Of course, Goichberg runs his tournaments in the purest capitalist sense, so he probably won’t change his ways. Multiple schedules allow for more re-entries and a few extra bucks in his pocket. For a few players, it also helps avoid taking time off from work and cutting down on hotel costs. But when there are such prizes at stake, it difficult to imagine another sporting event where this is possible – there are amazingly different schedules with different fields and time controls and a co-champion doesn’t even show up for the last two rounds and gets something more than a zero-point bye for those rounds. Foxwoods is a rather strong open tournament, but the Open Section there has only one schedule. I would think the World Open should adopt the same format.

As a side note, what happened with GM Leonid Yudasin in round 8? The wallchart at the time said he had withdrawn, but when I walked around, there he was playing Robert Lau around board 80 in round 8! Yes, the same Robert Lau who was not playing in the Open Section until that round! Yudasin won that game, and then won a marathon game against GM Kacheishvili in the last round to claim $2160 in prize money. How is this possible? He received a ridiculous pairing, much easier than his fellow 4.5 pointers in round 8, and it counted? I’m not sure how the pairings would have shaken out had Yudasin been paired correctly, but GM Josh Friedel, who is right around Yudasin’s rating, played GM Gata Kamsky in that round. I wonder which is an easier pairing: a 2200 with black (who isn’t even in the section), or Kamsky with black?

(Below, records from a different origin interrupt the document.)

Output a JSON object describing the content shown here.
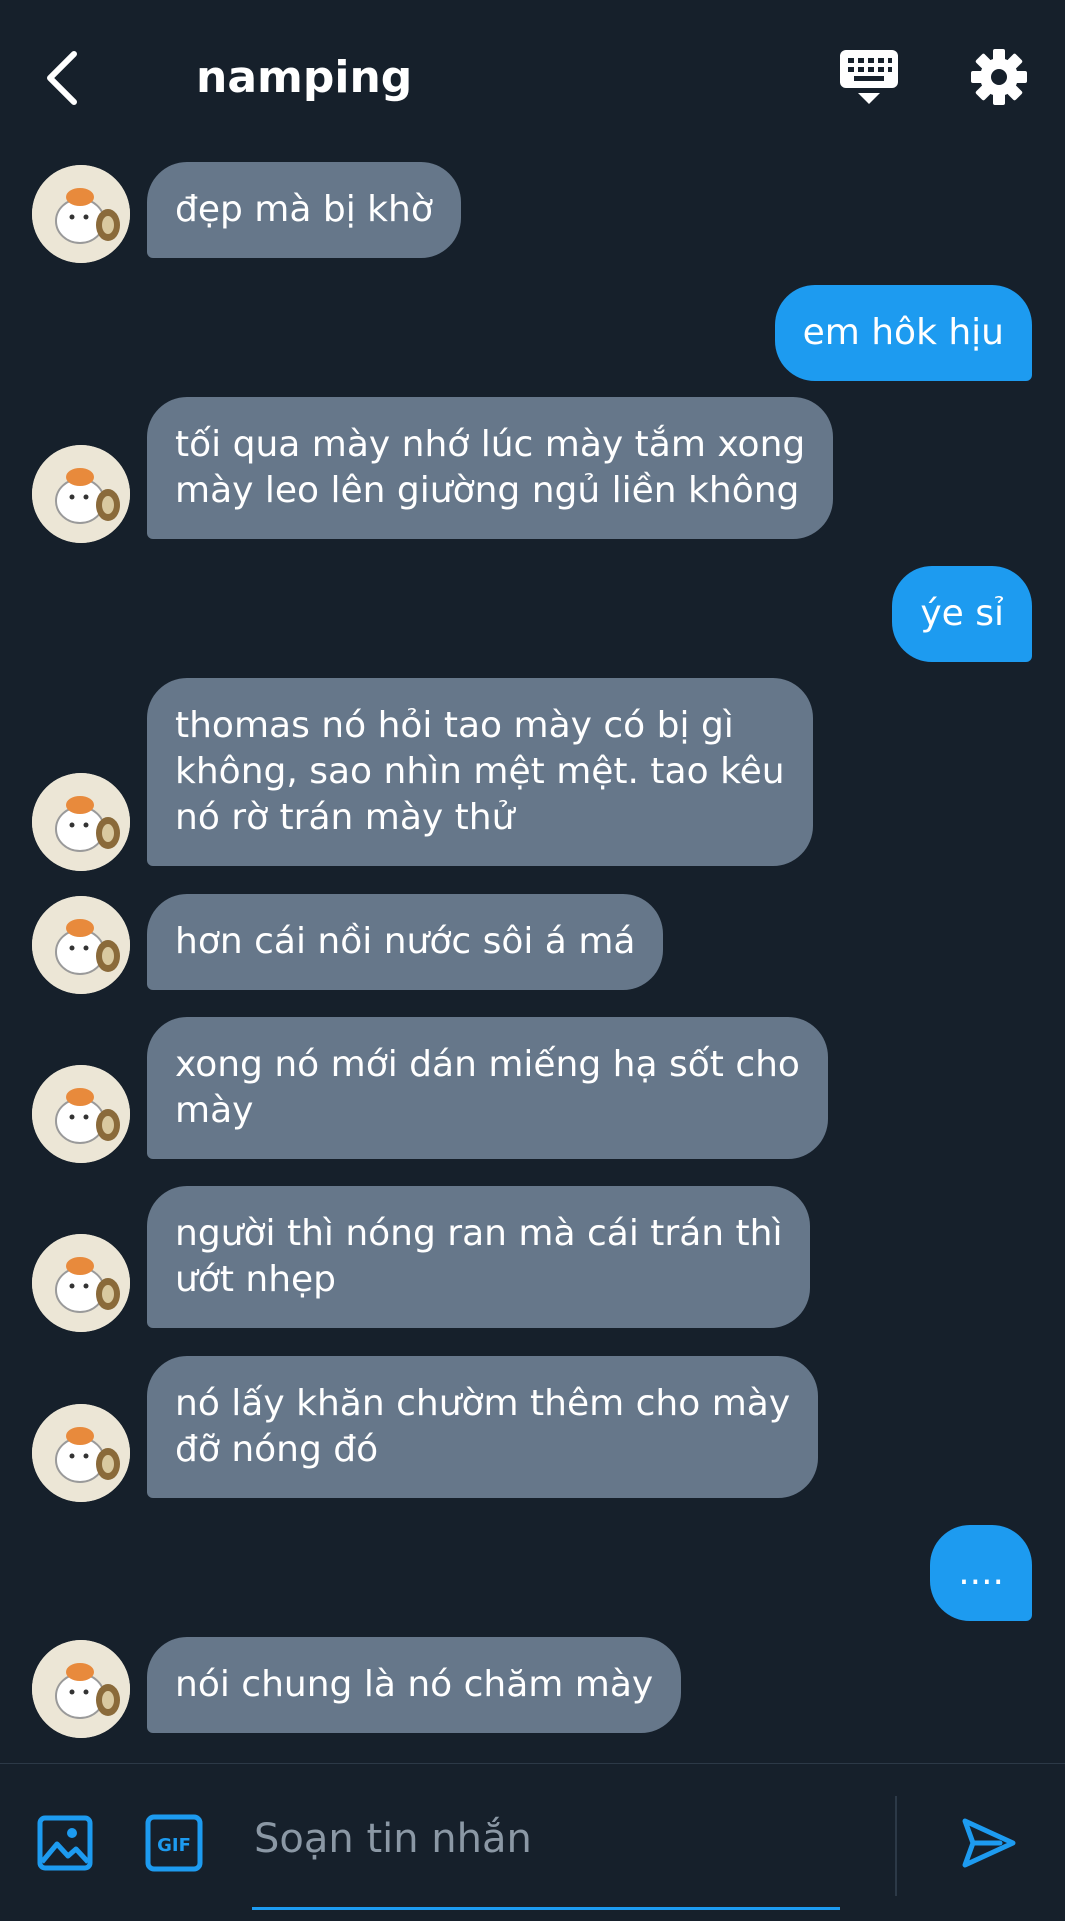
{
  "header": {
    "title": "namping"
  },
  "messages": [
    {
      "side": "in",
      "text": "đẹp mà bị khờ"
    },
    {
      "side": "out",
      "text": "em hôk hịu"
    },
    {
      "side": "in",
      "text": "tối qua mày nhớ lúc mày tắm xong\nmày leo lên giường ngủ liền không"
    },
    {
      "side": "out",
      "text": "ýe sỉ"
    },
    {
      "side": "in",
      "text": "thomas nó hỏi tao mày có bị gì\nkhông, sao nhìn mệt mệt. tao kêu\nnó rờ trán mày thử"
    },
    {
      "side": "in",
      "text": "hơn cái nồi nước sôi á má"
    },
    {
      "side": "in",
      "text": "xong nó mới dán miếng hạ sốt cho\nmày"
    },
    {
      "side": "in",
      "text": "người thì nóng ran mà cái trán thì\nướt nhẹp"
    },
    {
      "side": "in",
      "text": "nó lấy khăn chườm thêm cho mày\nđỡ nóng đó"
    },
    {
      "side": "out",
      "text": "...."
    },
    {
      "side": "in",
      "text": "nói chung là nó chăm mày"
    }
  ],
  "composer": {
    "placeholder": "Soạn tin nhắn",
    "gif_label": "GIF"
  },
  "colors": {
    "background": "#16202b",
    "incoming_bubble": "#66778a",
    "outgoing_bubble": "#1d9bf0",
    "accent": "#1d9bf0"
  },
  "icons": {
    "back": "chevron-left-icon",
    "keyboard": "keyboard-icon",
    "settings": "gear-icon",
    "image": "image-icon",
    "gif": "gif-icon",
    "send": "send-icon"
  }
}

I’m not sure if there was any debate at the tournament about this, but it seems rather odd to me. Here’s a link to the wallchart, and I’d appreciate if someone could explain this one to me.